**THE TASK:** Every record must be repeated exactly; omit any pictures they contain.

Items from a data source:

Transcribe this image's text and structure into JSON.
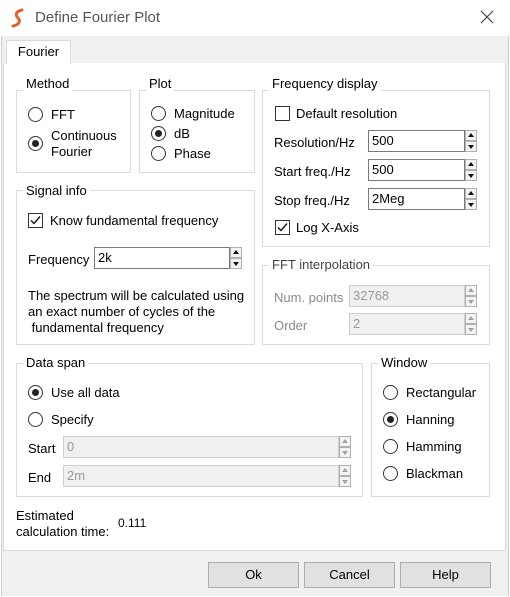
{
  "window": {
    "title": "Define Fourier Plot"
  },
  "tabs": [
    {
      "label": "Fourier"
    }
  ],
  "method": {
    "label": "Method",
    "options": [
      {
        "label": "FFT",
        "selected": false
      },
      {
        "label": "Continuous Fourier",
        "line1": "Continuous",
        "line2": "Fourier",
        "selected": true
      }
    ]
  },
  "plot": {
    "label": "Plot",
    "options": [
      {
        "label": "Magnitude",
        "selected": false
      },
      {
        "label": "dB",
        "selected": true
      },
      {
        "label": "Phase",
        "selected": false
      }
    ]
  },
  "frequency_display": {
    "label": "Frequency display",
    "default_resolution": {
      "label": "Default resolution",
      "checked": false
    },
    "resolution": {
      "label": "Resolution/Hz",
      "value": "500"
    },
    "start_freq": {
      "label": "Start freq./Hz",
      "value": "500"
    },
    "stop_freq": {
      "label": "Stop freq./Hz",
      "value": "2Meg"
    },
    "log_x_axis": {
      "label": "Log X-Axis",
      "checked": true
    }
  },
  "signal_info": {
    "label": "Signal info",
    "know_fundamental": {
      "label": "Know fundamental frequency",
      "checked": true
    },
    "frequency": {
      "label": "Frequency",
      "value": "2k"
    },
    "note": {
      "line1": "The spectrum will be calculated using",
      "line2": "an exact number of cycles of the",
      "line3": " fundamental frequency"
    }
  },
  "fft_interpolation": {
    "label": "FFT interpolation",
    "num_points": {
      "label": "Num. points",
      "value": "32768"
    },
    "order": {
      "label": "Order",
      "value": "2"
    }
  },
  "data_span": {
    "label": "Data span",
    "options": [
      {
        "label": "Use all data",
        "selected": true
      },
      {
        "label": "Specify",
        "selected": false
      }
    ],
    "start": {
      "label": "Start",
      "value": "0"
    },
    "end": {
      "label": "End",
      "value": "2m"
    }
  },
  "window_fn": {
    "label": "Window",
    "options": [
      {
        "label": "Rectangular",
        "selected": false
      },
      {
        "label": "Hanning",
        "selected": true
      },
      {
        "label": "Hamming",
        "selected": false
      },
      {
        "label": "Blackman",
        "selected": false
      }
    ]
  },
  "estimate": {
    "label_line1": "Estimated",
    "label_line2": "calculation time:",
    "value": "0.111"
  },
  "buttons": {
    "ok": "Ok",
    "cancel": "Cancel",
    "help": "Help"
  },
  "colors": {
    "logo": "#e0602a",
    "panel_bg": "#ffffff",
    "client_bg": "#f0f0f0"
  }
}
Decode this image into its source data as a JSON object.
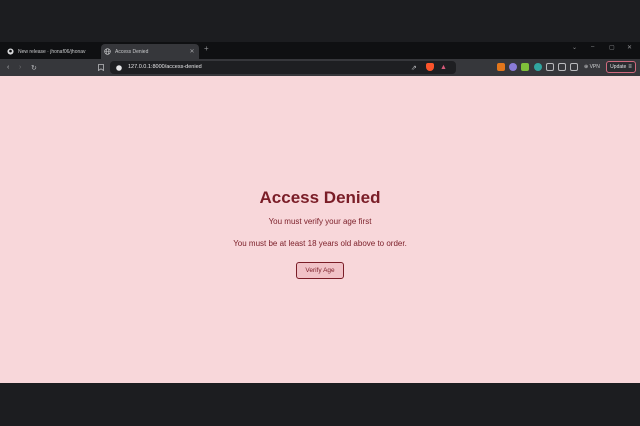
{
  "browser": {
    "tabs": [
      {
        "label": "New release · jhonaf06/jhonav",
        "active": false,
        "icon": "github-icon"
      },
      {
        "label": "Access Denied",
        "active": true,
        "icon": "globe-icon"
      }
    ],
    "new_tab_symbol": "+",
    "close_symbol": "✕",
    "address": "127.0.0.1:8000/access-denied",
    "vpn_label": "VPN",
    "update_label": "Update"
  },
  "page": {
    "heading": "Access Denied",
    "message_primary": "You must verify your age first",
    "message_secondary": "You must be at least 18 years old above to order.",
    "verify_button_label": "Verify Age"
  },
  "colors": {
    "page_background": "#f8d7da",
    "accent_text": "#7a1d27",
    "button_fill": "#f1c2c7"
  }
}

**EXERCISE RESPONSE:**
Transcribe this image's text and structure into JSON.
{
  "window": {
    "title": "Define Fourier Plot"
  },
  "tabs": [
    {
      "label": "Fourier"
    }
  ],
  "method": {
    "label": "Method",
    "options": [
      {
        "label": "FFT",
        "selected": false
      },
      {
        "label": "Continuous Fourier",
        "line1": "Continuous",
        "line2": "Fourier",
        "selected": true
      }
    ]
  },
  "plot": {
    "label": "Plot",
    "options": [
      {
        "label": "Magnitude",
        "selected": false
      },
      {
        "label": "dB",
        "selected": true
      },
      {
        "label": "Phase",
        "selected": false
      }
    ]
  },
  "frequency_display": {
    "label": "Frequency display",
    "default_resolution": {
      "label": "Default resolution",
      "checked": false
    },
    "resolution": {
      "label": "Resolution/Hz",
      "value": "500"
    },
    "start_freq": {
      "label": "Start freq./Hz",
      "value": "500"
    },
    "stop_freq": {
      "label": "Stop freq./Hz",
      "value": "2Meg"
    },
    "log_x_axis": {
      "label": "Log X-Axis",
      "checked": true
    }
  },
  "signal_info": {
    "label": "Signal info",
    "know_fundamental": {
      "label": "Know fundamental frequency",
      "checked": true
    },
    "frequency": {
      "label": "Frequency",
      "value": "2k"
    },
    "note": {
      "line1": "The spectrum will be calculated using",
      "line2": "an exact number of cycles of the",
      "line3": " fundamental frequency"
    }
  },
  "fft_interpolation": {
    "label": "FFT interpolation",
    "num_points": {
      "label": "Num. points",
      "value": "32768"
    },
    "order": {
      "label": "Order",
      "value": "2"
    }
  },
  "data_span": {
    "label": "Data span",
    "options": [
      {
        "label": "Use all data",
        "selected": true
      },
      {
        "label": "Specify",
        "selected": false
      }
    ],
    "start": {
      "label": "Start",
      "value": "0"
    },
    "end": {
      "label": "End",
      "value": "2m"
    }
  },
  "window_fn": {
    "label": "Window",
    "options": [
      {
        "label": "Rectangular",
        "selected": false
      },
      {
        "label": "Hanning",
        "selected": true
      },
      {
        "label": "Hamming",
        "selected": false
      },
      {
        "label": "Blackman",
        "selected": false
      }
    ]
  },
  "estimate": {
    "label_line1": "Estimated",
    "label_line2": "calculation time:",
    "value": "0.111"
  },
  "buttons": {
    "ok": "Ok",
    "cancel": "Cancel",
    "help": "Help"
  },
  "colors": {
    "logo": "#e0602a",
    "panel_bg": "#ffffff",
    "client_bg": "#f0f0f0"
  }
}
Decode this image into its source data as a JSON object.
{
  "browser": {
    "tabs": [
      {
        "label": "New release · jhonaf06/jhonav",
        "active": false,
        "icon": "github-icon"
      },
      {
        "label": "Access Denied",
        "active": true,
        "icon": "globe-icon"
      }
    ],
    "new_tab_symbol": "+",
    "close_symbol": "✕",
    "address": "127.0.0.1:8000/access-denied",
    "vpn_label": "VPN",
    "update_label": "Update"
  },
  "page": {
    "heading": "Access Denied",
    "message_primary": "You must verify your age first",
    "message_secondary": "You must be at least 18 years old above to order.",
    "verify_button_label": "Verify Age"
  },
  "colors": {
    "page_background": "#f8d7da",
    "accent_text": "#7a1d27",
    "button_fill": "#f1c2c7"
  }
}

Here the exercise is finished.